Hi Ayya Citta, I thought that this post might ruffle a few feathers, but I didn't expect that they would be yours. I'm really sorry I misrepresented what you said - thanks for this clarification.

I can see now that the main point you were making was not about dukkha or how to respond to it, but about the danger of misunderstanding elements of the Buddha's teaching if you don't appreciate the context in which they were developed. I know that for you, this means the whole system of the Buddha's teaching, as well as the cultural, historical and philosophical context in which he taught. I appreciate that this kind of understanding is very important and can greatly deepen one's understanding of the Buddha's message.

However, I still doubt that there is only one way to understand his teachings, in particular the teaching on dukkha. THe context - or rather, contexts - that give this teaching life are multiple: they include not just the historical Buddha's context but also our contemporary struggles.

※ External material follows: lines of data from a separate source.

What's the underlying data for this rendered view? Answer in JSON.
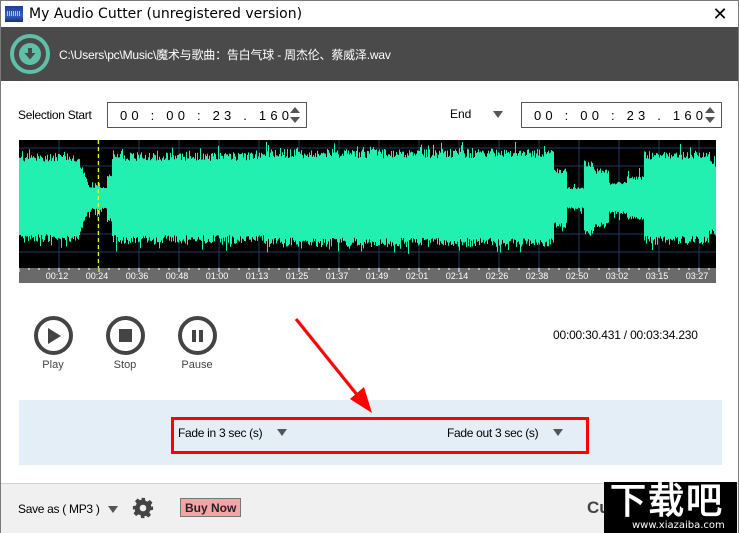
{
  "window": {
    "title": "My Audio Cutter (unregistered version)",
    "close_glyph": "✕"
  },
  "file": {
    "path": "C:\\Users\\pc\\Music\\魔术与歌曲：告白气球 - 周杰伦、蔡威泽.wav",
    "open_icon": "download-circle-icon"
  },
  "selection": {
    "start_label": "Selection Start",
    "start_value": "00 : 00 : 23 . 160",
    "end_label": "End",
    "end_value": "00 : 00 : 23 . 160"
  },
  "waveform": {
    "color": "#22f0b0",
    "background": "#000000",
    "grid_color": "#1e3a5f",
    "cursor_color": "#ffff00",
    "cursor_time_sec": 23.16,
    "duration_sec": 214.23,
    "time_labels": [
      "00:12",
      "00:24",
      "00:36",
      "00:48",
      "01:00",
      "01:13",
      "01:25",
      "01:37",
      "01:49",
      "02:01",
      "02:14",
      "02:26",
      "02:38",
      "02:50",
      "03:02",
      "03:15",
      "03:27"
    ]
  },
  "controls": {
    "play_label": "Play",
    "stop_label": "Stop",
    "pause_label": "Pause"
  },
  "position": {
    "text": "00:00:30.431 / 00:03:34.230"
  },
  "fade": {
    "fade_in": "Fade in 3 sec (s)",
    "fade_out": "Fade out 3 sec (s)"
  },
  "bottom": {
    "save_as": "Save as ( MP3 )",
    "buy_now": "Buy Now",
    "cut_label": "Cut"
  },
  "watermark": {
    "big": "下载吧",
    "url": "www.xiazaiba.com"
  },
  "annotation": {
    "highlight_color": "#ff0000"
  }
}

In 'dancing' with the Buddha's teachings I am seeking a living dhamma, not just a scholarly or historically accurate version.

But of course, that's no excuse for stepping on my dance partners toes, or dragging them onto the floor against their will - poor form in any kind of tango. I hope you will let me make amends in the form of a little offering of liquid chocolate. I think at this stage, it would be good to introduce a practical dimension into our exploration of whether all worldly pleasure amounts to suffering...

France said...

This book is a great book to relate readers¿ personal lives. Hesse does an excellent job with explaining the life of Siddhartha, which makes it easy to understand what he is going through and what he is thinking. Every lesson that is learned by Siddhartha makes him stronger and more understanding of people. Issues are faced everyday by Siddhartha, showing how he struggles through the lessons he is being taught. These lessons give the reader a special outlook on the situation. This book stresses the importance of everything on earth, how nothing should be overlooked.